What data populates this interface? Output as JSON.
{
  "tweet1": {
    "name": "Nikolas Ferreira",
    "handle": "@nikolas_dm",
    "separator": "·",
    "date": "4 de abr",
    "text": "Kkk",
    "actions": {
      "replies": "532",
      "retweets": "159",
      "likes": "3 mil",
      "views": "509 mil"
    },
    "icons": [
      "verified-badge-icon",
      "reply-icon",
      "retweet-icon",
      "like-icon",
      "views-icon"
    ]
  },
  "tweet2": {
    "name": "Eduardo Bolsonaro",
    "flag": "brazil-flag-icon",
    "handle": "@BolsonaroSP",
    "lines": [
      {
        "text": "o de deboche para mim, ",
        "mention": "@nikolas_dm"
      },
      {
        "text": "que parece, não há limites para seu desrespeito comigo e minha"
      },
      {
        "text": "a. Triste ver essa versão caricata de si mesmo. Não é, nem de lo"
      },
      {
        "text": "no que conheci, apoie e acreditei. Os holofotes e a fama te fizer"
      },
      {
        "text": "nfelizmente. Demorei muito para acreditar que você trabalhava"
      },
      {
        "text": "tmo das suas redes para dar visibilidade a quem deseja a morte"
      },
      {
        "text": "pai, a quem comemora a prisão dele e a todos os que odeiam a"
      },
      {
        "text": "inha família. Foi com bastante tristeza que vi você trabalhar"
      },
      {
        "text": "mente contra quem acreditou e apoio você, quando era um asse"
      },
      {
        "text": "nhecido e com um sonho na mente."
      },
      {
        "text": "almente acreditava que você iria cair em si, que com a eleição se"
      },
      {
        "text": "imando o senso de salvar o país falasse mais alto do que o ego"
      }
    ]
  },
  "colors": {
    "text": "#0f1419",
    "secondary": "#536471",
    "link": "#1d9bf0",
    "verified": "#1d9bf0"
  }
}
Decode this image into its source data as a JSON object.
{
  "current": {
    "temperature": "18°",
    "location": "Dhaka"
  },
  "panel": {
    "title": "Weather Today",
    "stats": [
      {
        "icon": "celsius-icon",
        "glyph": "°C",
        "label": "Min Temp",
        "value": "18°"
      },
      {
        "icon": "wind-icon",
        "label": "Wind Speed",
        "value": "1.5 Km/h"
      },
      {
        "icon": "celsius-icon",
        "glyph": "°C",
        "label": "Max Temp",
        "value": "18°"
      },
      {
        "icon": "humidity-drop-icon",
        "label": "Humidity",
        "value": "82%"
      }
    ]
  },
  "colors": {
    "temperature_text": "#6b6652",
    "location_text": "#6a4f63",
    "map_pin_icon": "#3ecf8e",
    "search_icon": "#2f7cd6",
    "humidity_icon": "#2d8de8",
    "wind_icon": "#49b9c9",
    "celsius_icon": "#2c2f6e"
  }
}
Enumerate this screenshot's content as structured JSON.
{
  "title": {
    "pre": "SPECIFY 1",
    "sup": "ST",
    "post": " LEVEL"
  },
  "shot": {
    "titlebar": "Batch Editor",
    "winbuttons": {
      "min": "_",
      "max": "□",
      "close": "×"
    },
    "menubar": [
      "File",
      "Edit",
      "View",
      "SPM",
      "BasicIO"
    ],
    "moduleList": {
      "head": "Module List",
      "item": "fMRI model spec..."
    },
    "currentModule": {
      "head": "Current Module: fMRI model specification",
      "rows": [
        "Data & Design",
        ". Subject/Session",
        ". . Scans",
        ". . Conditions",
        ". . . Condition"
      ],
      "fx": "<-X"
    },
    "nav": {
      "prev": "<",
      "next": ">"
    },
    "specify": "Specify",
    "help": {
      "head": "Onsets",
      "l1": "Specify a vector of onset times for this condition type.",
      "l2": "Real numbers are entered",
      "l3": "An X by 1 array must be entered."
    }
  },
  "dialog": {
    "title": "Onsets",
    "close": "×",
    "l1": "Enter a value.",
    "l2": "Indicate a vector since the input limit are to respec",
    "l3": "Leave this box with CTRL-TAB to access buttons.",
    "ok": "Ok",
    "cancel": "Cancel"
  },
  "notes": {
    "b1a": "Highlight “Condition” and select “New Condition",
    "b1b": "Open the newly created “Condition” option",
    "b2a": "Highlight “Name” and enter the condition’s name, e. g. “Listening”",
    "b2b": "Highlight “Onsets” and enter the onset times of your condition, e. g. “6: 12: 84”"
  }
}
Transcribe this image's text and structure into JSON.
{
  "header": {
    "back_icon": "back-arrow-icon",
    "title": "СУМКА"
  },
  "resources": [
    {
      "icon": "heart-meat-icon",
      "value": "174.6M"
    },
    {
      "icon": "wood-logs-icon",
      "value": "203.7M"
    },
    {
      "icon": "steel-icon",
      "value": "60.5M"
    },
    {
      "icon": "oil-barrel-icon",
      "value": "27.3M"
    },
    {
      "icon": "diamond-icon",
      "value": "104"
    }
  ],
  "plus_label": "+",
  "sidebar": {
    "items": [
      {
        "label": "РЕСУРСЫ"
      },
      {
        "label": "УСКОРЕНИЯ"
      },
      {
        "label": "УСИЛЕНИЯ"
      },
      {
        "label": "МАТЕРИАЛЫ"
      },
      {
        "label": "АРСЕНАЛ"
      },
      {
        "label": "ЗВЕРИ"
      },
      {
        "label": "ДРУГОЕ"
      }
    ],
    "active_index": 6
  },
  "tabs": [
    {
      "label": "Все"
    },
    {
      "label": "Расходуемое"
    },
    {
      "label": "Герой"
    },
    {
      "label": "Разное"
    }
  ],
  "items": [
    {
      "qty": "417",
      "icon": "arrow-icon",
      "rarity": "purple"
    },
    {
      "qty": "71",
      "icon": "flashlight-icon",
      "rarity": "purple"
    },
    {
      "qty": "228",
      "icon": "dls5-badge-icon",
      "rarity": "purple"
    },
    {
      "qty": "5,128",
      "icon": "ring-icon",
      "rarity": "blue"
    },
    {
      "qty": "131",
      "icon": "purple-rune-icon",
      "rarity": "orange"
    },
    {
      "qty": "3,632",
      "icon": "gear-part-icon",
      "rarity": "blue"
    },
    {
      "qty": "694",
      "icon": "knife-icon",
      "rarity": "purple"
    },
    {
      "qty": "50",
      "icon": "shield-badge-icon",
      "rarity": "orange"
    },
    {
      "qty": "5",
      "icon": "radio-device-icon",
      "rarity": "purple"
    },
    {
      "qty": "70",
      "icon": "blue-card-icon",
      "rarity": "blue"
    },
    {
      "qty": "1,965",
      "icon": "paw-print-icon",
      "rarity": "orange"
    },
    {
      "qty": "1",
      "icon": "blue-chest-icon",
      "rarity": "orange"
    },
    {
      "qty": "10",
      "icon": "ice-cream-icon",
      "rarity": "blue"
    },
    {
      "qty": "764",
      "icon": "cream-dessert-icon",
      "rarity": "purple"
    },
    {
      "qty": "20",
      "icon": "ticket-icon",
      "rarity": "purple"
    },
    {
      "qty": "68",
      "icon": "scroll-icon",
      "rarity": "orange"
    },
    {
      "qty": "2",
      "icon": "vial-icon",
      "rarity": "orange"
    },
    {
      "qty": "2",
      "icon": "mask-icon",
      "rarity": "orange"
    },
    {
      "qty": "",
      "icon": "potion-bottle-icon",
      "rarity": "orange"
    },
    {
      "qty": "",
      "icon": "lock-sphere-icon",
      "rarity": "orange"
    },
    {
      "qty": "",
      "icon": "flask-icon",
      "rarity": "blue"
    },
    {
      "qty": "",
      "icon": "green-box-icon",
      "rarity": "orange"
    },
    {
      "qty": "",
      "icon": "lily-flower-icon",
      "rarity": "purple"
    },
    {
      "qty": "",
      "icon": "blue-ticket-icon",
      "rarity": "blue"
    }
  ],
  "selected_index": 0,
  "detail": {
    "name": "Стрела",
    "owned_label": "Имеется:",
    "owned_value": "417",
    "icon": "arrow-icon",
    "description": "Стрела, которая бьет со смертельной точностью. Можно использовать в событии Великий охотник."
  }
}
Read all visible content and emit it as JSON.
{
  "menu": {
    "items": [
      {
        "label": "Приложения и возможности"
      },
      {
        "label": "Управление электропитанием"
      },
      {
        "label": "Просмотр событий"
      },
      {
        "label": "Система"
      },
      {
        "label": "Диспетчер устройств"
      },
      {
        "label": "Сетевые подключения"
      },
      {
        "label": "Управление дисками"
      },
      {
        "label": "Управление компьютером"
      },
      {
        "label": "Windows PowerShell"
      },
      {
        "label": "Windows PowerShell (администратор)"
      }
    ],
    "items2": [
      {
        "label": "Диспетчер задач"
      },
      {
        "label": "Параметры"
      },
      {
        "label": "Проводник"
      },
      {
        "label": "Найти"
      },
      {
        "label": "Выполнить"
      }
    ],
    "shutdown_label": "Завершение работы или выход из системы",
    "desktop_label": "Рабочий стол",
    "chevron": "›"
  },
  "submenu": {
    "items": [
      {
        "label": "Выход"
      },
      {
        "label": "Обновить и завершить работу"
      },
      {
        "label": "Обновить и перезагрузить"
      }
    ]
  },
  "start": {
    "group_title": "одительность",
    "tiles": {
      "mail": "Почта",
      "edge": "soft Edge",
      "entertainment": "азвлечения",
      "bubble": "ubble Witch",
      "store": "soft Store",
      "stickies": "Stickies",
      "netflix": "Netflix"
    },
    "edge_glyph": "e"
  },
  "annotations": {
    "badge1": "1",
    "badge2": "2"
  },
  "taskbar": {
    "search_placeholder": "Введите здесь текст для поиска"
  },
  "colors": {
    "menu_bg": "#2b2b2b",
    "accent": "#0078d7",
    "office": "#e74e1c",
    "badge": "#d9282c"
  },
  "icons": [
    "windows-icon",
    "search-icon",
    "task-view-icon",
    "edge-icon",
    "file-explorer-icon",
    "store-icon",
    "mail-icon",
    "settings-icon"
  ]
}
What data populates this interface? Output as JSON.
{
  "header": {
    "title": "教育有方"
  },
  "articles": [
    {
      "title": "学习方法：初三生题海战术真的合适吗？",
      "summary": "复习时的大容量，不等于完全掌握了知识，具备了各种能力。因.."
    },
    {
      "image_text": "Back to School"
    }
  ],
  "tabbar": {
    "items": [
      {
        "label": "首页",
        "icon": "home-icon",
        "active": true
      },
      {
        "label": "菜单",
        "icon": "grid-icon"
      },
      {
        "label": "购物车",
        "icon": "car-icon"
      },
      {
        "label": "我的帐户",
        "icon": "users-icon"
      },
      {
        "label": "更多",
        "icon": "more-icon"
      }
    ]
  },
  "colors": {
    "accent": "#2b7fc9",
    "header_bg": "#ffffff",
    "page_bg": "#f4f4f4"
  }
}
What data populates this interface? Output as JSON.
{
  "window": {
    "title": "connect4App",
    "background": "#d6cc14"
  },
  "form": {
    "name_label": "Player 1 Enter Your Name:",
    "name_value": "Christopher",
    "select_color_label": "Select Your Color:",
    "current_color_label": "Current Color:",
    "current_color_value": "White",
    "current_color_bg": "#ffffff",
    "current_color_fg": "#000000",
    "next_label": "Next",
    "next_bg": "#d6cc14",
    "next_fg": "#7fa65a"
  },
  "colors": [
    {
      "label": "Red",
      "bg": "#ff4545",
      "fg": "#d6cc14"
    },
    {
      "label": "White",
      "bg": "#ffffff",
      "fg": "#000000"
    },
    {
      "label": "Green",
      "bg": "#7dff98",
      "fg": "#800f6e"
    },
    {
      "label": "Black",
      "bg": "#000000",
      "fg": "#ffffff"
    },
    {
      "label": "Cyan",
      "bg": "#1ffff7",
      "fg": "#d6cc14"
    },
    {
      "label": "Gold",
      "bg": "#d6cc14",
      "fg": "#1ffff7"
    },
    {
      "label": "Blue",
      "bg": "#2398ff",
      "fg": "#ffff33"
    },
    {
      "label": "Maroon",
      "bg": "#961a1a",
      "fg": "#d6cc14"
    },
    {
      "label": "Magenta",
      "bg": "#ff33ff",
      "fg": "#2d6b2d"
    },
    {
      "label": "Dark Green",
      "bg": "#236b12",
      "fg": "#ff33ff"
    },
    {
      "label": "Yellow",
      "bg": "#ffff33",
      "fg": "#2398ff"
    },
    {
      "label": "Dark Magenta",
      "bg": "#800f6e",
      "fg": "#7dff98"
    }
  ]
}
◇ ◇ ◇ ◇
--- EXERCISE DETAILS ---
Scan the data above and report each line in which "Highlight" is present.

--- RESPONSE AREA ---
    "b1a": "Highlight “Condition” and select “New Condition",
    "b2a": "Highlight “Name” and enter the condition’s name, e. g. “Listening”",
    "b2b": "Highlight “Onsets” and enter the onset times of your condition, e. g. “6: 12: 84”"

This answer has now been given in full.